I learned to be a bottomless pit for other people’s problems. I didn’t know how to set limits, or really take care of myself. I felt an odd sense of duty and responsibility with each friendship rather than the pleasure of sharing, giving and receiving. I didn’t know what a genuine friendship was, and I found myself much too often getting entangled and enmeshed in my friend’s problems.
“An enmeshed child will be highly aware of everyone else’s feelings …A clairsentient (the ability to sense other’s feelings) walks into a party and feels responsible for the woman in the corner who is being ignored, or he can feel the jealousy of his neighbor whose wife is flirting, all without awareness of his own needs. A little clairsentience gives us sensitivity to others but too much separates us from our ground and leaves us ruled by a tumultuous blend of other’s emotions that we cannot control.”
— Anodea Judith, author of Eastern Body, Western Mind
Paging through my old journals, I find another quick example of this dynamic in my life:

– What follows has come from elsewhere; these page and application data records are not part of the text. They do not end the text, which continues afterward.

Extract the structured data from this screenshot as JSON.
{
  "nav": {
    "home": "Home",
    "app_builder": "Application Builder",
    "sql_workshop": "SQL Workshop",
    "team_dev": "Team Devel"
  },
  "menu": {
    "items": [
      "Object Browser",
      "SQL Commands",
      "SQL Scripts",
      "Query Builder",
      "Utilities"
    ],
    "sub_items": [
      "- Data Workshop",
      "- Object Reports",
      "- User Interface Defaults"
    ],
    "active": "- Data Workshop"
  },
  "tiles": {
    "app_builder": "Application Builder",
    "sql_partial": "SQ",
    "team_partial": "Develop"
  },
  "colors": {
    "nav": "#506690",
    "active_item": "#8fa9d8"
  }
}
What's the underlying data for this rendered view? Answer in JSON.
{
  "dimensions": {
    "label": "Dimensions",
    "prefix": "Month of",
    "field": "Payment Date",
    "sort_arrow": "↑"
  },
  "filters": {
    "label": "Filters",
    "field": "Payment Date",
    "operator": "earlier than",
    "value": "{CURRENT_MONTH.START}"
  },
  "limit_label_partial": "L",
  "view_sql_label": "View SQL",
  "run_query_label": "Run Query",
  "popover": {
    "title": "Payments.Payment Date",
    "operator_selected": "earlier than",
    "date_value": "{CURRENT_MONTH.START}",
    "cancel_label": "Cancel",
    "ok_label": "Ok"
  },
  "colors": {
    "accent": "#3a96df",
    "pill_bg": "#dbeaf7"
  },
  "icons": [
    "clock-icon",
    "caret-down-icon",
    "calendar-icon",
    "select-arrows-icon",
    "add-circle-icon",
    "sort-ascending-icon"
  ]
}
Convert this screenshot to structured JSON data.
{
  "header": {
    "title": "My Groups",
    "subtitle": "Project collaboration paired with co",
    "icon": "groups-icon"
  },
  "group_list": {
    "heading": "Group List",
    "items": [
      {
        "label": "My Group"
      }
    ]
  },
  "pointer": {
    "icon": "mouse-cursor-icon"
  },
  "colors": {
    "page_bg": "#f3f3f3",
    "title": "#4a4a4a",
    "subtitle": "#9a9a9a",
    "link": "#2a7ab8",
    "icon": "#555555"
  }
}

I lived with a roommate in the 80s who owned the condo we were living in. In that condo, my room didn’t have a doorknob. It didn’t latch. It didn’t lock. Anyone could come in as they pleased. I finally insisted that we install a doorknob.
When one has broken boundaries, or essentially no boundaries, then one is like a house whose doors have no knobs. I either had an open door policy where anyone could come in, or I left the door closed so no one could enter – two extremes, no balance.
Mother Loss, Father Loss
When you’re journaling, you get the opportunity to watch your own life movies, once, twice, three times. At first you find yourself center stage, smack in the middle of the drama. It’s difficult to follow the story when you’re in middle of it.
When you refer back to events in your journal, you take a front row seat to watch the drama, observing all your intricate moves. With further introspection, you get to rearrange the play.
I realized that my lack of boundaries connected to having a mother with emotional problems, and an absent father. My father was at war when I was born, and later we were strangers. My mother was unpredictable, kind one moment, cruel the next. Two sides – a borderline personality disorder. I was brought up in a comfortable financial environment, but emotionally I’ve mostly felt like an orphan.
I knew a woman, a financial consultant whose mother attempted suicide during her teenage years. I took note in my journal of her powerful observation: “I took care of my mother emotionally, she did not take care of me. I’ve learned love is a one-way street, and I take care of others first, and not myself.”
In homes where emotional problems reign, the children are often put in the position of taking care of the parents becoming young parents themselves. Future relationships are loaded issues — landmines — where we may fear a lack of safety or fear being consumed by relationships.
“We may convince ourselves that even the most casual of friendships will spiral into a web of obligation. Some of us might react by bringing self-sufficiency to an extreme, refusing to ask for assistance or seek advice, or lean on a shoulder when we are tired or overwhelmed.”
–Phoebe Eng, author of Warrior Lessons
I finally put the doorknobs in. I recognize I have limits, and I’m no superhero. I get tired. There are some extreme situations that are out of my range, and are best delegated to someone else. I’ve learned to say no.
I’ve learned how to have real friendships, friendships that are mutual, equal, shared. This is one of the many gifts journaling has given me. It has allowed me to be a participant and an audience member in my life. Journaling has given me the gift of perspective.
I encourage you to pull out your journal, and write, and keep writing until you become familiar with the dramas and its undercurrents. Then, rewrite it, rework it, rearrange the pieces, so it’s a new story peppered with your own wisdom. Journaling purifies and clears the psyche. Frustrations are liberated, blocks open into fountain streams, and self-hatred turns to self-acceptance and self-love.